** Records provided follows **
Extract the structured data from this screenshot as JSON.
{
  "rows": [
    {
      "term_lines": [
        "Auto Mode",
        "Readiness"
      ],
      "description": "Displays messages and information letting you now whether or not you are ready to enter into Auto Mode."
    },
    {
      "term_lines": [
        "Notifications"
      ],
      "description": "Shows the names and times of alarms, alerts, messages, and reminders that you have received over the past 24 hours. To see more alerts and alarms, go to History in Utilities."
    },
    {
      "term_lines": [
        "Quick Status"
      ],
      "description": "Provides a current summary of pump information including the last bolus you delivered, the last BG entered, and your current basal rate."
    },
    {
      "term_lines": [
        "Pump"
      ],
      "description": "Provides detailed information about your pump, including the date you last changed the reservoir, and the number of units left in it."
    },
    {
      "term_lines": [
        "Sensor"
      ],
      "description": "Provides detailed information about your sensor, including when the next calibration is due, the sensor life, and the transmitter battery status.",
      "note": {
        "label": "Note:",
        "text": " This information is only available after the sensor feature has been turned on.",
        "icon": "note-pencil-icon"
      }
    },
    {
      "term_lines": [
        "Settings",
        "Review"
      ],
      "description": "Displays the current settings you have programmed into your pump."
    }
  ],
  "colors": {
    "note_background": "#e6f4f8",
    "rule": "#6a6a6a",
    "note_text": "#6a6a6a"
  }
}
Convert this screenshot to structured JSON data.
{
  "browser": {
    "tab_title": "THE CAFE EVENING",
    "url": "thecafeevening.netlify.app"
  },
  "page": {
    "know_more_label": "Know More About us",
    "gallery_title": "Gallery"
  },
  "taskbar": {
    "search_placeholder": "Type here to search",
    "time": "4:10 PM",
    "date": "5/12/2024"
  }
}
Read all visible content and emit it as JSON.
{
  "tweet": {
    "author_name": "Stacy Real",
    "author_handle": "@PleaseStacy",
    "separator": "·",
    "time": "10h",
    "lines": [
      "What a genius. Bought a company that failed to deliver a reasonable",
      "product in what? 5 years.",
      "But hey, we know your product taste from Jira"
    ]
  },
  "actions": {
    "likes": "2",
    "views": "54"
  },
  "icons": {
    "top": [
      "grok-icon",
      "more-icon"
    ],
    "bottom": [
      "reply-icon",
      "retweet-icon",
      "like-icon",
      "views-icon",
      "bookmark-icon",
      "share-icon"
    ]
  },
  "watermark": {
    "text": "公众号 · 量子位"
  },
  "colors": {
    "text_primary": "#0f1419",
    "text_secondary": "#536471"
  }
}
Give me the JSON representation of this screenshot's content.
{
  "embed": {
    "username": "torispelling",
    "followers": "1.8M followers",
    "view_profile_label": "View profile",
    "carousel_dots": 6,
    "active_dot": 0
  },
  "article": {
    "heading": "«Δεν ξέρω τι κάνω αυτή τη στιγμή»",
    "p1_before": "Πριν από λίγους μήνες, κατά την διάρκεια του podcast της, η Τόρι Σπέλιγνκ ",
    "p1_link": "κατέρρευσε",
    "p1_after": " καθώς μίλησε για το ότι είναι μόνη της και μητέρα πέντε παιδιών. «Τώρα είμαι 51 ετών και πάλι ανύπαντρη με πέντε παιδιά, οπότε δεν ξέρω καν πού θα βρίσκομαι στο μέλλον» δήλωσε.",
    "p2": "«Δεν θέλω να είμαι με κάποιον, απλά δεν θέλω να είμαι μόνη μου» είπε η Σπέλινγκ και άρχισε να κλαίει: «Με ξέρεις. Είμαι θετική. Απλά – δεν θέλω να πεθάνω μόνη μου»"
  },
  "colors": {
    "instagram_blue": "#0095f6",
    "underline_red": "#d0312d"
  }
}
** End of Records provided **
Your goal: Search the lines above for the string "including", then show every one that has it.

Solution to the problem:
      "description": "Provides a current summary of pump information including the last bolus you delivered, the last BG entered, and your current basal rate."
      "description": "Provides detailed information about your pump, including the date you last changed the reservoir, and the number of units left in it."
      "description": "Provides detailed information about your sensor, including when the next calibration is due, the sensor life, and the transmitter battery status.",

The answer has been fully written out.